Over the past 35 years, China has embraced capitalism not just in the economy. The Theory of Moral Sentiments has more than a dozen Chinese translations; the book has won the heart and mind of premier Wen Jiabao. The message of Adam Smith resonates strongly with the Chinese, not least because of its striking affinity with the traditional Chinese thinking on economy and society. A surprising outcome of China’s transition to capitalism is that China has found a way back to its own cultural roots.
“Seeking truth from facts” is a traditional Chinese teaching, which Deng Xiaoping mistakenly called the “essence of Marxism.” But many facts are still covered in China because a free market for ideas does not exist yet. We are cautiously optimistic that China may well embrace a market for ideas in the decades to come, just like the way it embraced the market for goods in the recent past. As our modern economy becomes more and more knowledge‐ driven, the gains from free exchange of ideas are too great; the costs of suppressing it are too high.

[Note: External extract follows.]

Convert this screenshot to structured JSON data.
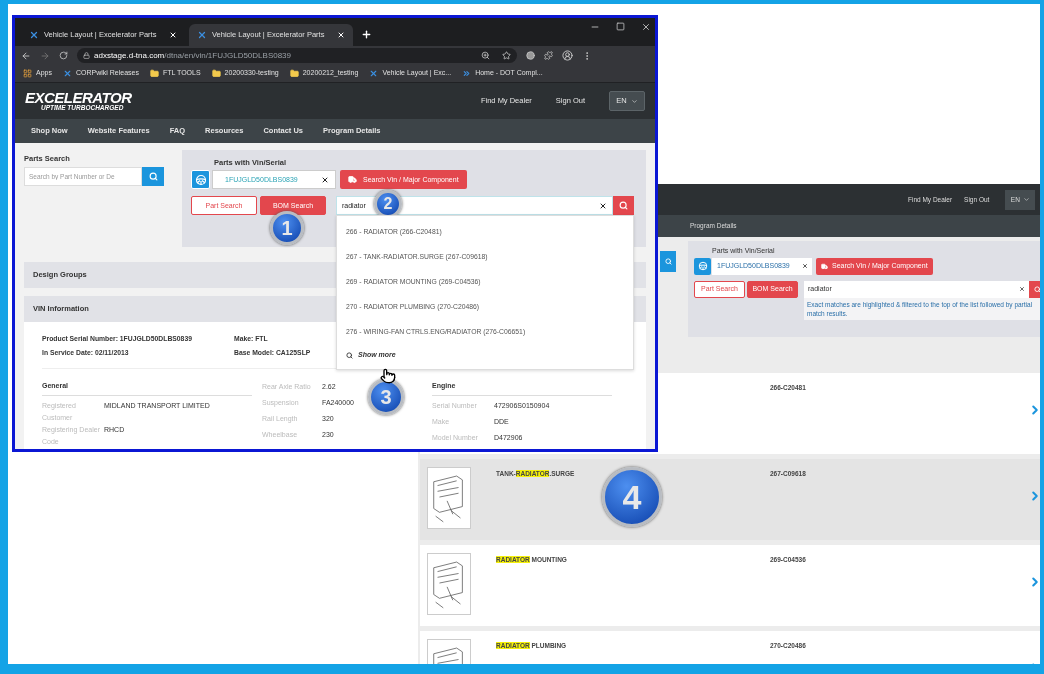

China’s embrace of both its history and globalization leads us to believe that Chinese capitalism, which just started its long journey, will be different. This is desirable not just for China, but for the West and everyone else as well. It is also desirable for the global market economy. Today, biodiversity is recognized as vital for sustaining our natural environment. Institutional diversity plays a similar role in keeping human society resilient. Capitalism will be much more robust if it’s not a monopoly of the West, but flourishes in societies with different cultures, religions, histories, and political systems. While trade in the global market for goods makes war too expensive to fight, a global market for ideas can accommodate and thrive on the clash of ideas but steers us away from the clash of civilizations.